In fact, it was two première performances.
Relatives of the Fallen
Before the 8 pm public première, there was a tea-time performance especially for the families of the people whose names are listed in Never to Forget. This was one of the most humbling and moving musical occasions I have ever experienced.
What remarkable people the grieving family members were, displaying such fortitude, generosity, pride and grace despite their evident and wholly understandable emotional distress. Perhaps having an opportunity to meet each other, to have others stand alongside them in a shared, collective moment of remembrance (the names were displayed on a screen as they were sung) may have been of some modest solace, I cannot know, and grief is such a private agony.

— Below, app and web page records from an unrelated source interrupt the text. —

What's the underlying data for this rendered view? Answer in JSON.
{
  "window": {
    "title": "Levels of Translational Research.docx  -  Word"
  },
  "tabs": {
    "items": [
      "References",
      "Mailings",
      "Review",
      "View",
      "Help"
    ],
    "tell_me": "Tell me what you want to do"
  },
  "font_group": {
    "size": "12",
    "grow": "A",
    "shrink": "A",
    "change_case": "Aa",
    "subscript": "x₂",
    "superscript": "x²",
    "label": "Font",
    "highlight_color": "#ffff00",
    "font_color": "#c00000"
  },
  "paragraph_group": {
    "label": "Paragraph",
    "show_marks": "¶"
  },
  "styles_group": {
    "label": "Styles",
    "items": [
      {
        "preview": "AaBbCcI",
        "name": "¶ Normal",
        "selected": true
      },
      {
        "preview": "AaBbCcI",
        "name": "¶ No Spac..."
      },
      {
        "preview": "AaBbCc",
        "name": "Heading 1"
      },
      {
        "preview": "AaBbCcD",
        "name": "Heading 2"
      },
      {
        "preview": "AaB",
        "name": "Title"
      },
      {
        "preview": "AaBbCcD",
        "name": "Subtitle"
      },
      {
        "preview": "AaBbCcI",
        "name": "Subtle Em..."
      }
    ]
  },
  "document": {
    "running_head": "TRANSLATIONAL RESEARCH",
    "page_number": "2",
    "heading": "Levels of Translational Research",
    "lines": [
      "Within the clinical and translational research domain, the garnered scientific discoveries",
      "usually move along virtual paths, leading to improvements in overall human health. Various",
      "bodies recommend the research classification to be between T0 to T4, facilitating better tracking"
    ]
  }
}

One mother, or perhaps wife, in a beautiful bright cream sari, stood to video her son, or husband’s name, as it was shown and sung, standing next to two teenage daughters of a lost father, in their hijabs, against the backdrop of Hawksmoor’s 18th-century columns.
One wife and two daughters introduced themselves after the concert and sang back to me the name of their dad and husband, as it had been sung a few minutes before by the chorus. Their acknowledgement and approval of our tiny gesture meant the world to me. One family wore personalised T-shirts for the concert, dedicated to their doctor dad. His sons were doctors too.
Anyone who has seen the list of names of the health and social care workers who have died in the pandemic will know that this is a death toll that has disproportionately fallen on people who were immigrants, or the children or grandchildren of immigrants: our debt to them is incalculable.
What struck me most, talking to family members afterwards, is that they see so clearly, and feel so dreadfully, that the sacrifice they mourn was an act above all of love and compassion, offered uncomplainingly, without hesitation, to strangers. What do we have, the rest of us, that we can give in return, to express a gratitude this deep?
It’s for others to decide whether the piece I composed does what it set out to do but as we publish the sheet music hopefully other choirs will take this list of names to their hearts, as we have, and spread it, concert by concert, to the communities all over the UK that were served so unselfishly by health and care workers, for so long, in such exposed and unforgiving conditions. A hostile environment indeed.
That care and dedication continues today, as the case numbers rise again and we hurtle towards what in effect is a huge experiment with herd immunity and the relaxation of mitigating restrictions. I wonder how many people involved in front-line, face-to-face health care will greet 19 July as ‘freedom’ day?
The day after the Spitalfields concerts, the Rambert Dance Company began filming their intensely moving interpretation of Never to Forget, choreographed by Benoit Swan Pouffer, for public release very soon. It seems to me both defiant and hauntingly apt that alongside the sound of a hundred voices and an orchestra, a dance piece – the body as moving, living, vibrant art – should also be created, in response to a confrontation between us and a virus that sought to debilitate, disfigure and silence the human body.